--- Exercise data ---

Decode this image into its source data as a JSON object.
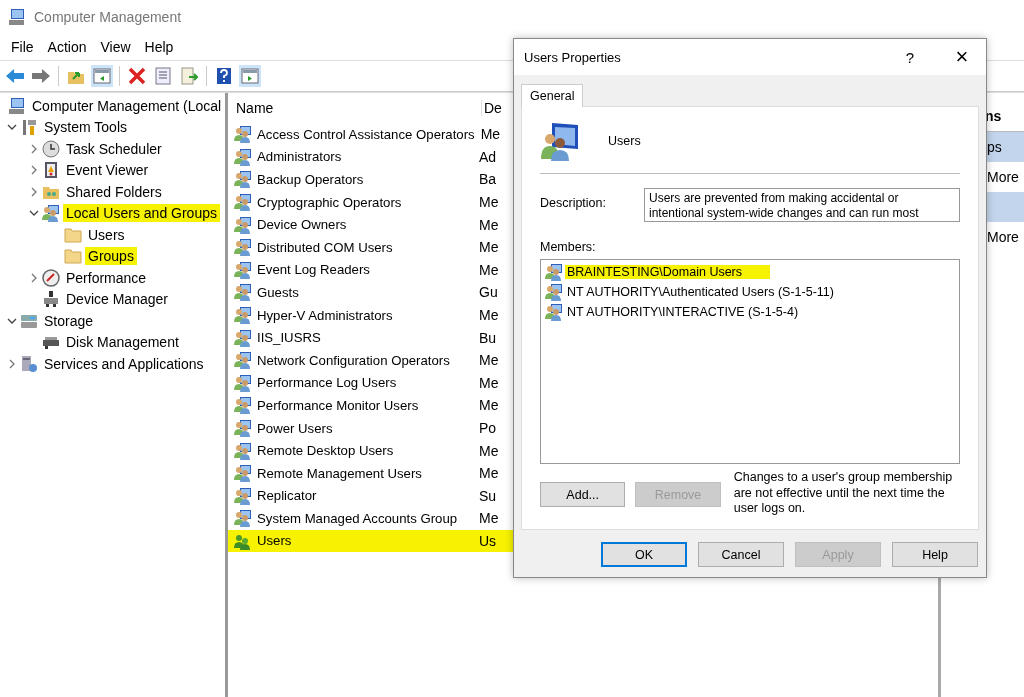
{
  "window": {
    "title": "Computer Management"
  },
  "menu": [
    "File",
    "Action",
    "View",
    "Help"
  ],
  "tree": [
    {
      "label": "Computer Management (Local",
      "kind": "computer",
      "highlighted": false,
      "children": [
        {
          "label": "System Tools",
          "kind": "tools",
          "expanded": true,
          "highlighted": false,
          "children": [
            {
              "label": "Task Scheduler",
              "kind": "clock",
              "expanded": false,
              "highlighted": false
            },
            {
              "label": "Event Viewer",
              "kind": "log",
              "expanded": false,
              "highlighted": false
            },
            {
              "label": "Shared Folders",
              "kind": "share",
              "expanded": false,
              "highlighted": false
            },
            {
              "label": "Local Users and Groups",
              "kind": "users",
              "expanded": true,
              "highlighted": true,
              "children": [
                {
                  "label": "Users",
                  "kind": "folder",
                  "highlighted": false
                },
                {
                  "label": "Groups",
                  "kind": "folder",
                  "highlighted": true
                }
              ]
            },
            {
              "label": "Performance",
              "kind": "gauge",
              "expanded": false,
              "highlighted": false
            },
            {
              "label": "Device Manager",
              "kind": "device",
              "highlighted": false
            }
          ]
        },
        {
          "label": "Storage",
          "kind": "storage",
          "expanded": true,
          "highlighted": false,
          "children": [
            {
              "label": "Disk Management",
              "kind": "disk",
              "highlighted": false
            }
          ]
        },
        {
          "label": "Services and Applications",
          "kind": "services",
          "expanded": false,
          "highlighted": false
        }
      ]
    }
  ],
  "table": {
    "columns": [
      "Name",
      "De"
    ],
    "rows": [
      {
        "name": "Access Control Assistance Operators",
        "column_2": "Me",
        "highlighted": false
      },
      {
        "name": "Administrators",
        "column_2": "Ad",
        "highlighted": false
      },
      {
        "name": "Backup Operators",
        "column_2": "Ba",
        "highlighted": false
      },
      {
        "name": "Cryptographic Operators",
        "column_2": "Me",
        "highlighted": false
      },
      {
        "name": "Device Owners",
        "column_2": "Me",
        "highlighted": false
      },
      {
        "name": "Distributed COM Users",
        "column_2": "Me",
        "highlighted": false
      },
      {
        "name": "Event Log Readers",
        "column_2": "Me",
        "highlighted": false
      },
      {
        "name": "Guests",
        "column_2": "Gu",
        "highlighted": false
      },
      {
        "name": "Hyper-V Administrators",
        "column_2": "Me",
        "highlighted": false
      },
      {
        "name": "IIS_IUSRS",
        "column_2": "Bu",
        "highlighted": false
      },
      {
        "name": "Network Configuration Operators",
        "column_2": "Me",
        "highlighted": false
      },
      {
        "name": "Performance Log Users",
        "column_2": "Me",
        "highlighted": false
      },
      {
        "name": "Performance Monitor Users",
        "column_2": "Me",
        "highlighted": false
      },
      {
        "name": "Power Users",
        "column_2": "Po",
        "highlighted": false
      },
      {
        "name": "Remote Desktop Users",
        "column_2": "Me",
        "highlighted": false
      },
      {
        "name": "Remote Management Users",
        "column_2": "Me",
        "highlighted": false
      },
      {
        "name": "Replicator",
        "column_2": "Su",
        "highlighted": false
      },
      {
        "name": "System Managed Accounts Group",
        "column_2": "Me",
        "highlighted": false
      },
      {
        "name": "Users",
        "column_2": "Us",
        "highlighted": true
      }
    ]
  },
  "actions": {
    "title": "ns",
    "items": [
      {
        "label": "ps",
        "kind": "header"
      },
      {
        "label": "More",
        "kind": "action"
      },
      {
        "kind": "header"
      },
      {
        "label": "More",
        "kind": "action"
      }
    ]
  },
  "dialog": {
    "title": "Users Properties",
    "help": "?",
    "close": "×",
    "tabs": [
      {
        "label": "General",
        "selected": true
      }
    ],
    "group_name": "Users",
    "description_label": "Description:",
    "description": "Users are prevented from making accidental or intentional system-wide changes and can run most",
    "members_label": "Members:",
    "members": [
      {
        "name": "BRAINTESTING\\Domain Users",
        "highlighted": true
      },
      {
        "name": "NT AUTHORITY\\Authenticated Users (S-1-5-11)",
        "highlighted": false
      },
      {
        "name": "NT AUTHORITY\\INTERACTIVE (S-1-5-4)",
        "highlighted": false
      }
    ],
    "member_buttons": [
      {
        "label": "Add...",
        "disabled": false
      },
      {
        "label": "Remove",
        "disabled": true
      }
    ],
    "note": "Changes to a user's group membership are not effective until the next time the user logs on.",
    "buttons": [
      {
        "label": "OK",
        "disabled": false,
        "default": true
      },
      {
        "label": "Cancel",
        "disabled": false,
        "default": false
      },
      {
        "label": "Apply",
        "disabled": true,
        "default": false
      },
      {
        "label": "Help",
        "disabled": false,
        "default": false
      }
    ]
  }
}
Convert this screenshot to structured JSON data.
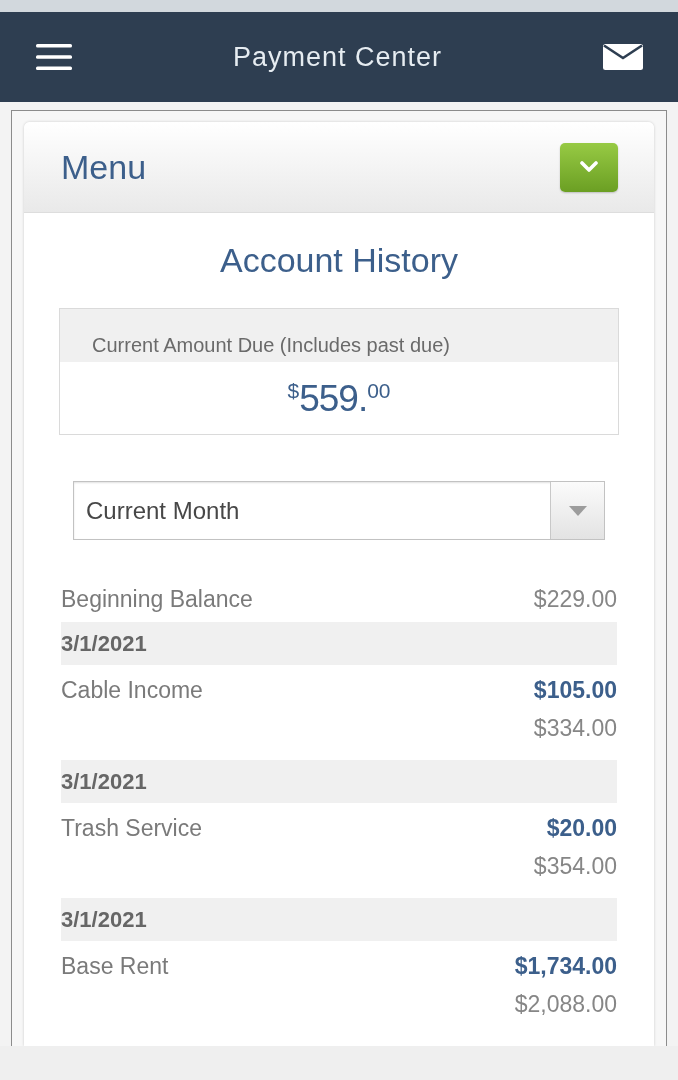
{
  "header": {
    "title": "Payment Center"
  },
  "menu": {
    "title": "Menu",
    "expanded": false
  },
  "account_history": {
    "title": "Account History",
    "amount_due": {
      "label": "Current Amount Due (Includes past due)",
      "currency": "$",
      "whole": "559.",
      "cents": "00"
    },
    "period_select": {
      "value": "Current Month"
    },
    "beginning_balance": {
      "label": "Beginning Balance",
      "amount": "$229.00"
    },
    "transactions": [
      {
        "date": "3/1/2021",
        "description": "Cable Income",
        "amount": "$105.00",
        "balance": "$334.00"
      },
      {
        "date": "3/1/2021",
        "description": "Trash Service",
        "amount": "$20.00",
        "balance": "$354.00"
      },
      {
        "date": "3/1/2021",
        "description": "Base Rent",
        "amount": "$1,734.00",
        "balance": "$2,088.00"
      }
    ]
  }
}
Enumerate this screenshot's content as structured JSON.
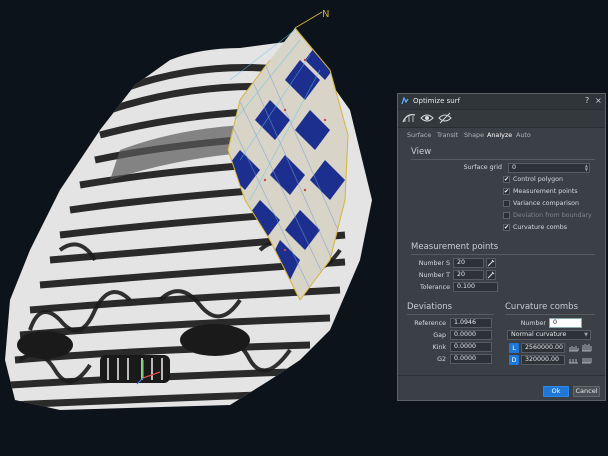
{
  "viewport": {
    "north_label": "N",
    "colors": {
      "background": "#0c131b",
      "zebra_dark": "#2a2a2a",
      "zebra_light": "#e6e6e6",
      "analysis_blue": "#1c2f8f"
    }
  },
  "dialog": {
    "title": "Optimize surf",
    "help_label": "?",
    "close_label": "×",
    "toolbar": [
      {
        "icon": "surface-tool-icon"
      },
      {
        "icon": "eye-icon"
      },
      {
        "icon": "eye-hidden-icon"
      }
    ],
    "tabs": [
      {
        "label": "Surface",
        "active": false
      },
      {
        "label": "Transit",
        "active": false
      },
      {
        "label": "Shape",
        "active": false
      },
      {
        "label": "Analyze",
        "active": true
      },
      {
        "label": "Auto",
        "active": false
      }
    ],
    "view": {
      "title": "View",
      "surface_grid_label": "Surface grid",
      "surface_grid_value": "0",
      "checkboxes": [
        {
          "label": "Control polygon",
          "checked": true,
          "enabled": true
        },
        {
          "label": "Measurement points",
          "checked": true,
          "enabled": true
        },
        {
          "label": "Variance comparison",
          "checked": false,
          "enabled": true
        },
        {
          "label": "Deviation from boundary",
          "checked": false,
          "enabled": false
        },
        {
          "label": "Curvature combs",
          "checked": true,
          "enabled": true
        }
      ]
    },
    "measurement": {
      "title": "Measurement points",
      "number_s_label": "Number S",
      "number_s_value": "20",
      "number_t_label": "Number T",
      "number_t_value": "20",
      "tolerance_label": "Tolerance",
      "tolerance_value": "0.100"
    },
    "deviations": {
      "title": "Deviations",
      "rows": [
        {
          "label": "Reference",
          "value": "1.0946"
        },
        {
          "label": "Gap",
          "value": "0.0000"
        },
        {
          "label": "Kink",
          "value": "0.0000"
        },
        {
          "label": "G2",
          "value": "0.0000"
        }
      ]
    },
    "curvature": {
      "title": "Curvature combs",
      "number_label": "Number",
      "number_value": "0",
      "type_value": "Normal curvature",
      "l_badge": "L",
      "l_value": "2560000.00",
      "d_badge": "D",
      "d_value": "320000.00"
    },
    "ok_label": "Ok",
    "cancel_label": "Cancel"
  }
}
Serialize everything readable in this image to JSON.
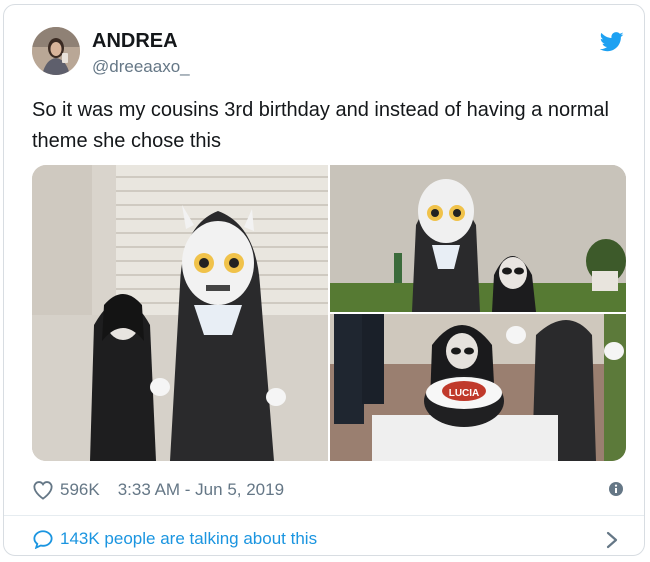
{
  "tweet": {
    "author_name": "ANDREA",
    "author_handle": "@dreeaaxo_",
    "text": "So it was my cousins 3rd birthday and instead of having a normal theme she chose this",
    "likes": "596K",
    "timestamp": "3:33 AM - Jun 5, 2019",
    "talking": "143K people are talking about this",
    "cake_text": "LUCIA"
  },
  "colors": {
    "brand_blue": "#1da1f2",
    "link_blue": "#1b95e0",
    "muted_gray": "#657786"
  },
  "icons": {
    "logo": "twitter-bird-icon",
    "like": "heart-icon",
    "info": "info-icon",
    "reply": "speech-bubble-icon",
    "more": "chevron-right-icon"
  }
}
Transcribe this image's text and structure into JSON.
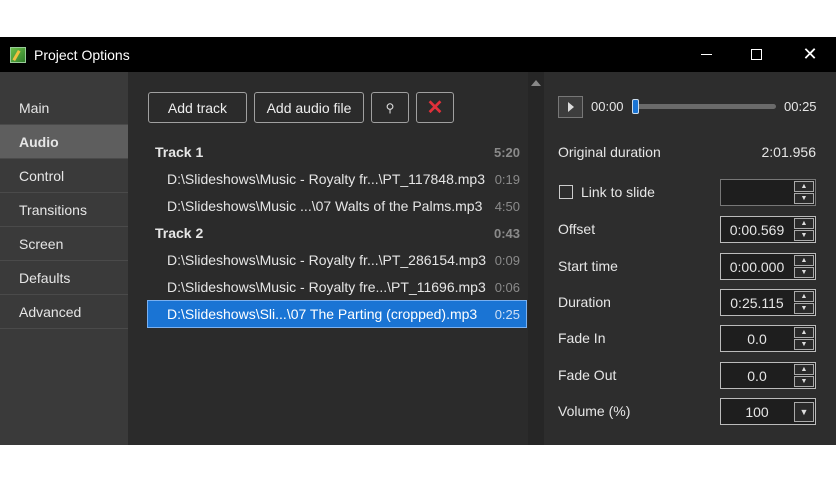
{
  "window": {
    "title": "Project Options"
  },
  "sidebar": {
    "items": [
      {
        "label": "Main"
      },
      {
        "label": "Audio"
      },
      {
        "label": "Control"
      },
      {
        "label": "Transitions"
      },
      {
        "label": "Screen"
      },
      {
        "label": "Defaults"
      },
      {
        "label": "Advanced"
      }
    ],
    "active": "Audio"
  },
  "toolbar": {
    "add_track": "Add track",
    "add_audio_file": "Add audio file"
  },
  "tracks": [
    {
      "name": "Track 1",
      "time": "5:20",
      "files": [
        {
          "path": "D:\\Slideshows\\Music - Royalty fr...\\PT_117848.mp3",
          "time": "0:19"
        },
        {
          "path": "D:\\Slideshows\\Music ...\\07 Walts of the Palms.mp3",
          "time": "4:50"
        }
      ]
    },
    {
      "name": "Track 2",
      "time": "0:43",
      "files": [
        {
          "path": "D:\\Slideshows\\Music - Royalty fr...\\PT_286154.mp3",
          "time": "0:09"
        },
        {
          "path": "D:\\Slideshows\\Music - Royalty fre...\\PT_11696.mp3",
          "time": "0:06"
        },
        {
          "path": "D:\\Slideshows\\Sli...\\07 The Parting (cropped).mp3",
          "time": "0:25"
        }
      ]
    }
  ],
  "player": {
    "current": "00:00",
    "total": "00:25",
    "progress": 0
  },
  "props": {
    "original_duration_label": "Original duration",
    "original_duration": "2:01.956",
    "link_to_slide": "Link to slide",
    "link_checked": false,
    "offset_label": "Offset",
    "offset": "0:00.569",
    "start_label": "Start time",
    "start": "0:00.000",
    "duration_label": "Duration",
    "duration": "0:25.115",
    "fade_in_label": "Fade In",
    "fade_in": "0.0",
    "fade_out_label": "Fade Out",
    "fade_out": "0.0",
    "volume_label": "Volume (%)",
    "volume": "100"
  },
  "colors": {
    "selection": "#1a74d4",
    "delete": "#e0303a"
  }
}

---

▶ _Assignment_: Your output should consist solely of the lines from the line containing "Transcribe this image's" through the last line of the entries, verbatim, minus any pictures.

▶ _Problem solution_:
Transcribe this image's text and structure into JSON.
{
  "window": {
    "title": "Project Options"
  },
  "sidebar": {
    "items": [
      {
        "label": "Main"
      },
      {
        "label": "Audio"
      },
      {
        "label": "Control"
      },
      {
        "label": "Transitions"
      },
      {
        "label": "Screen"
      },
      {
        "label": "Defaults"
      },
      {
        "label": "Advanced"
      }
    ],
    "active": "Audio"
  },
  "toolbar": {
    "add_track": "Add track",
    "add_audio_file": "Add audio file"
  },
  "tracks": [
    {
      "name": "Track 1",
      "time": "5:20",
      "files": [
        {
          "path": "D:\\Slideshows\\Music - Royalty fr...\\PT_117848.mp3",
          "time": "0:19"
        },
        {
          "path": "D:\\Slideshows\\Music ...\\07 Walts of the Palms.mp3",
          "time": "4:50"
        }
      ]
    },
    {
      "name": "Track 2",
      "time": "0:43",
      "files": [
        {
          "path": "D:\\Slideshows\\Music - Royalty fr...\\PT_286154.mp3",
          "time": "0:09"
        },
        {
          "path": "D:\\Slideshows\\Music - Royalty fre...\\PT_11696.mp3",
          "time": "0:06"
        },
        {
          "path": "D:\\Slideshows\\Sli...\\07 The Parting (cropped).mp3",
          "time": "0:25"
        }
      ]
    }
  ],
  "player": {
    "current": "00:00",
    "total": "00:25",
    "progress": 0
  },
  "props": {
    "original_duration_label": "Original duration",
    "original_duration": "2:01.956",
    "link_to_slide": "Link to slide",
    "link_checked": false,
    "offset_label": "Offset",
    "offset": "0:00.569",
    "start_label": "Start time",
    "start": "0:00.000",
    "duration_label": "Duration",
    "duration": "0:25.115",
    "fade_in_label": "Fade In",
    "fade_in": "0.0",
    "fade_out_label": "Fade Out",
    "fade_out": "0.0",
    "volume_label": "Volume (%)",
    "volume": "100"
  },
  "colors": {
    "selection": "#1a74d4",
    "delete": "#e0303a"
  }
}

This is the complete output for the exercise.